Tagging in Oman
Clare King, Arabian Fly Sport Fishing
Setting up a business in Oman has been one of the most challenging yet rewarding experiences. It seems light years since we first stepped foot into this beautiful country. Many hours of blood, sweat and tears have gone in to setting up a sustainable tourism business that caters to the avid angler. One of the most important issues for us when starting our business was what can we give back to the community and how can we aid in the protection of this beautiful place we now call home.
Fishing has long sustained generations of Omanis, it is their heritage and runs through their veins. Their majestic Dhows and bright blue local fishing boats can be seen scattered along the coast, occupying every rocky cove and deserted beach. Fishing is part of life here and the technique of hand lining is a highly effective weapon when it comes to fishing. It is not for the faint of heart either! These local boats can travel far out to sea, with no shade and only just enough petrol to return to shore. Working all day in the boiling sun, chasing down huge Yellow fin Tuna and wrestling them by hand, it’s a wonder to be seen.
When we started Arabian Fly Sport fishing we wanted to be sure we were helping to protect this precious fishery. With both inshore and offshore fishing available to us we picked two important species that we wanted to learn more about and decided to run a tagging project to gather information. For those who don't know what this means, a tag is a small plastic bar that is inserted into the back of the fish. Each tag has a unique number and also our contact details printed onto it. The length, weight (where possible), date, place and other information is then recorded before the fish is released. This way if this fish is recaptured then we can compare the data and see how much it has grown, if it has moved and also know if the release was successful.

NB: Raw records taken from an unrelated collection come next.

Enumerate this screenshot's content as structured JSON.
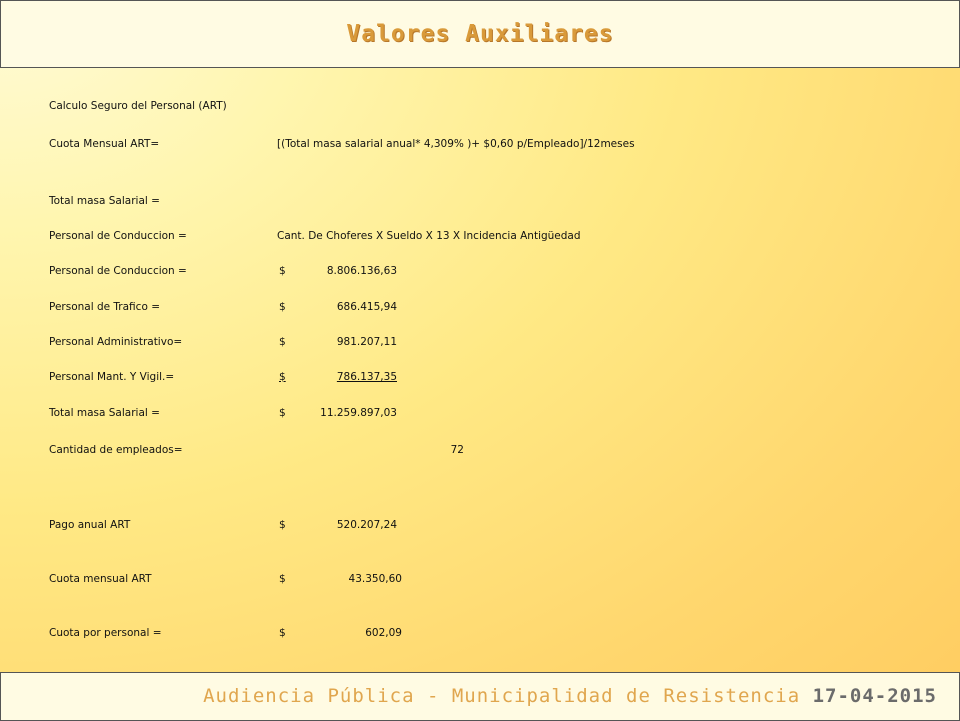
{
  "header": {
    "title": "Valores Auxiliares"
  },
  "footer": {
    "organization": "Audiencia Pública - Municipalidad de Resistencia",
    "date": "17-04-2015"
  },
  "section_title": "Calculo Seguro del Personal (ART)",
  "formula": {
    "label": "Cuota Mensual ART=",
    "expression": "[(Total masa salarial anual* 4,309% )+ $0,60 p/Empleado]/12meses"
  },
  "total_masa_heading": "Total masa Salarial =",
  "conduccion_formula": {
    "label": "Personal de Conduccion =",
    "expression": "Cant. De Choferes X Sueldo X 13 X Incidencia Antigüedad"
  },
  "currency_symbol": "$",
  "salaries": [
    {
      "label": "Personal de Conduccion =",
      "amount": "8.806.136,63"
    },
    {
      "label": "Personal de Trafico =",
      "amount": "686.415,94"
    },
    {
      "label": "Personal Administrativo=",
      "amount": "981.207,11"
    },
    {
      "label": "Personal Mant. Y Vigil.=",
      "amount": "786.137,35"
    }
  ],
  "total_masa": {
    "label": "Total masa Salarial =",
    "amount": "11.259.897,03"
  },
  "employees": {
    "label": "Cantidad de empleados=",
    "value": "72"
  },
  "results": [
    {
      "label": "Pago anual ART",
      "amount": "520.207,24"
    },
    {
      "label": "Cuota mensual ART",
      "amount": "43.350,60"
    },
    {
      "label": "Cuota por personal =",
      "amount": "602,09"
    }
  ]
}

One of the most exciting prospects for us when we set up was that Oman has a species of fish called a permit (well it actually has 3 of these species). The permit is what the salt water fly fishing community call the ‘holy grail of fly fishing’. This is because the permit is highly sought after, it is a tricky fish to catch as they are wise and have fantastic eye sight. Fishers travel all over the world and dedicate entire weeks or months to chasing these fish. There were 3 main subspecies of permit (or more correctly names Trachinotus) that were considered as worthy, the T. Falcatus (original Permit) found in American, T. Blocchi (Indo Pacific) and T. Anak (Australia). We knew that Oman had the T. Blochii and but there was little known about their second species, the T. Africanus. Although this is found in other destinations across the world, it was not a species that could be targeted on fly. Fly fishers like to be able to see what they are fishing for (sight fishing). The thrill of stalking a fish that is slowly feeding in the shallows, casting the right fly and enticing that fish to eat is an adrenaline filled experience for even the most calm of characters.

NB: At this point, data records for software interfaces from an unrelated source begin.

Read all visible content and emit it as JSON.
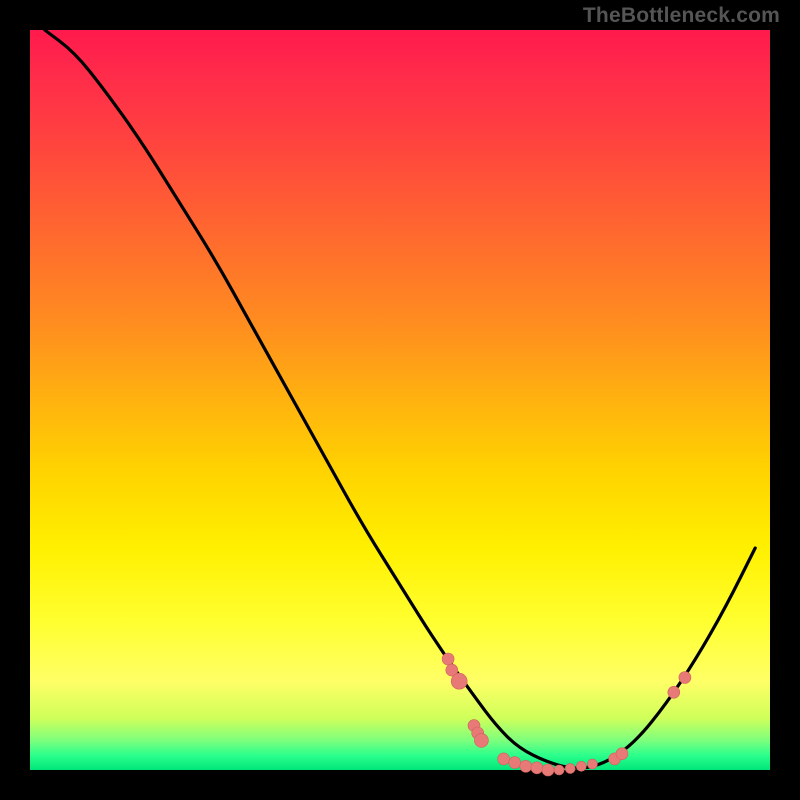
{
  "watermark": "TheBottleneck.com",
  "chart_data": {
    "type": "line",
    "title": "",
    "xlabel": "",
    "ylabel": "",
    "xlim": [
      0,
      100
    ],
    "ylim": [
      0,
      100
    ],
    "series": [
      {
        "name": "curve",
        "x": [
          2,
          6,
          10,
          15,
          20,
          25,
          30,
          35,
          40,
          45,
          50,
          55,
          60,
          63,
          66,
          70,
          74,
          78,
          82,
          86,
          90,
          94,
          98
        ],
        "y": [
          100,
          97,
          92,
          85,
          77,
          69,
          60,
          51,
          42,
          33,
          25,
          17,
          10,
          6,
          3,
          1,
          0,
          1,
          4,
          9,
          15,
          22,
          30
        ]
      }
    ],
    "markers": [
      {
        "x": 56.5,
        "y": 15.0,
        "r": 6
      },
      {
        "x": 57.0,
        "y": 13.5,
        "r": 6
      },
      {
        "x": 58.0,
        "y": 12.0,
        "r": 8
      },
      {
        "x": 60.0,
        "y": 6.0,
        "r": 6
      },
      {
        "x": 60.5,
        "y": 5.0,
        "r": 6
      },
      {
        "x": 61.0,
        "y": 4.0,
        "r": 7
      },
      {
        "x": 64.0,
        "y": 1.5,
        "r": 6
      },
      {
        "x": 65.5,
        "y": 1.0,
        "r": 6
      },
      {
        "x": 67.0,
        "y": 0.5,
        "r": 6
      },
      {
        "x": 68.5,
        "y": 0.3,
        "r": 6
      },
      {
        "x": 70.0,
        "y": 0.0,
        "r": 6
      },
      {
        "x": 71.5,
        "y": 0.0,
        "r": 5
      },
      {
        "x": 73.0,
        "y": 0.2,
        "r": 5
      },
      {
        "x": 74.5,
        "y": 0.5,
        "r": 5
      },
      {
        "x": 76.0,
        "y": 0.8,
        "r": 5
      },
      {
        "x": 79.0,
        "y": 1.5,
        "r": 6
      },
      {
        "x": 80.0,
        "y": 2.2,
        "r": 6
      },
      {
        "x": 87.0,
        "y": 10.5,
        "r": 6
      },
      {
        "x": 88.5,
        "y": 12.5,
        "r": 6
      }
    ],
    "colors": {
      "curve": "#000000",
      "marker_fill": "#e77a77",
      "marker_stroke": "#d25f5c"
    }
  }
}
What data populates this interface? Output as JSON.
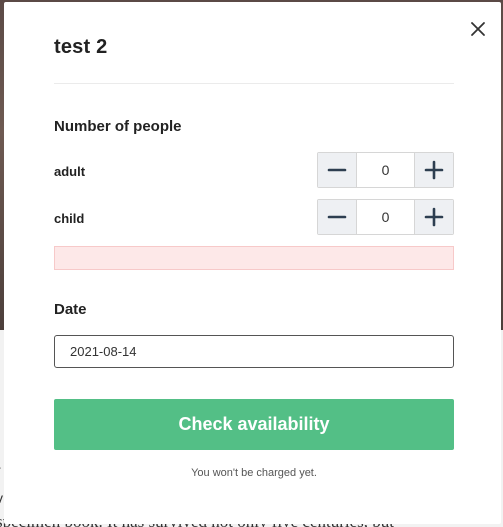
{
  "background": {
    "text": "specimen book. It has survived not only five centuries, but",
    "stray_chars": [
      "r",
      "v"
    ]
  },
  "modal": {
    "title": "test 2",
    "close_icon": "close-icon",
    "people": {
      "heading": "Number of people",
      "rows": [
        {
          "label": "adult",
          "value": "0"
        },
        {
          "label": "child",
          "value": "0"
        }
      ]
    },
    "date": {
      "heading": "Date",
      "value": "2021-08-14"
    },
    "check_button_label": "Check availability",
    "note": "You won't be charged yet."
  },
  "colors": {
    "accent": "#53bf86",
    "error_bg": "#fde8e8",
    "stepper_bg": "#eef0f3"
  }
}
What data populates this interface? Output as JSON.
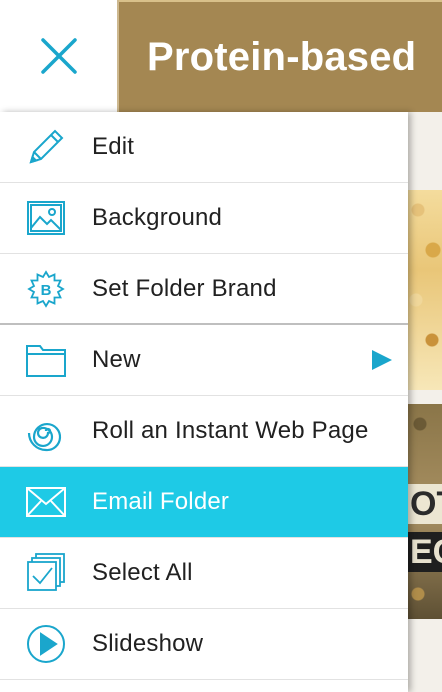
{
  "header": {
    "title": "Protein-based",
    "close_icon": "close-icon",
    "title_bar_color": "#a48752"
  },
  "background": {
    "visible_text_1": "OT",
    "visible_text_2": "EC"
  },
  "menu": {
    "accent_color": "#1ecae6",
    "icon_color": "#1aa6cc",
    "items": [
      {
        "label": "Edit",
        "icon": "pencil-icon"
      },
      {
        "label": "Background",
        "icon": "image-icon"
      },
      {
        "label": "Set Folder Brand",
        "icon": "brand-badge-icon"
      },
      {
        "label": "New",
        "icon": "folder-icon",
        "has_submenu": true
      },
      {
        "label": "Roll an Instant Web Page",
        "icon": "spiral-icon"
      },
      {
        "label": "Email Folder",
        "icon": "envelope-icon",
        "active": true
      },
      {
        "label": "Select All",
        "icon": "select-all-icon"
      },
      {
        "label": "Slideshow",
        "icon": "play-icon"
      }
    ]
  }
}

It was during one of our first weeks that we came across what looked like 10 silver tails waving at us. Closer inspection revealed a school of furiously feeding Africanus…..it felt like we hit the jackpot. The next weeks and months were spent trying to figure these fish out, how do they eat, what do they eat, how could we catch one, what would they do when hooked etc etc etc. It was exciting yet highly frustrating. I won't bore you with the details but endless to say we did figure it out and we have landed, tagged and released many of these fish. It has added a new species to the saltwater fly world and a 4th species of permit to chase. In the market these fish are worth a few rials per kilo but in the water they are worth hundreds of rials. It is important to us to try and protect them, their habitat and feeding grounds so that generations may enjoy seeing this spectacular sight. Our tagging project for these permit is a fairly new venture. It will take years to collect the data and educate the locals on what we are doing so that they may give us information on any tagged fish that they catch. But it is exciting to know that we will have insight into a species that there is little to no data on or knowledge of their movements and growth rates.
The second species that we have added to our tagging projects is Marlin. Oman has 3 types of Marlin, Blue, Black and Stripped. They have little to no value in the fish market and are generally caught by accident when the locals are targeting the Yellow Fin Tuna or bottom fishing in the deep. The interesting thing about Marlin is that they are not resident fish (or not to our knowledge). They travel very far and follow the bait as they go. Before we started to target these huge beasts, no one in Oman was concentrating on them and the numbers of Marlin were unknown. It was very exciting when we started to spend some proper time searching for and purposefully fishing for these beautiful billfish. Almost every trip we were raising, hooking and catching which bought light to a whole new area of this fantastic fishery. So far what we have seen is a very seasonal movement of these fish, with large numbers during October/November and February to June.
We teamed up with The Billfish Foundation and had tags made up specifically for these fish. The tags are larger than the permit tags we have but still the same information recorded. Our hopes are that we will come across fish that are tagged in different seasons so we can gain knowledge of the growth rates and also if these fish return and if so, when during the season. It would be even more exciting if we recaptured a fish that has been tagged off the coast of Africa. We know that this is a possibility and that they are very likely to move up the African coast and along Yemen to the drop off of Salalah.
Lets see what the next few years bring in terms of data. We hope that we can aid in the protection of this beautiful fishery for many generations to come.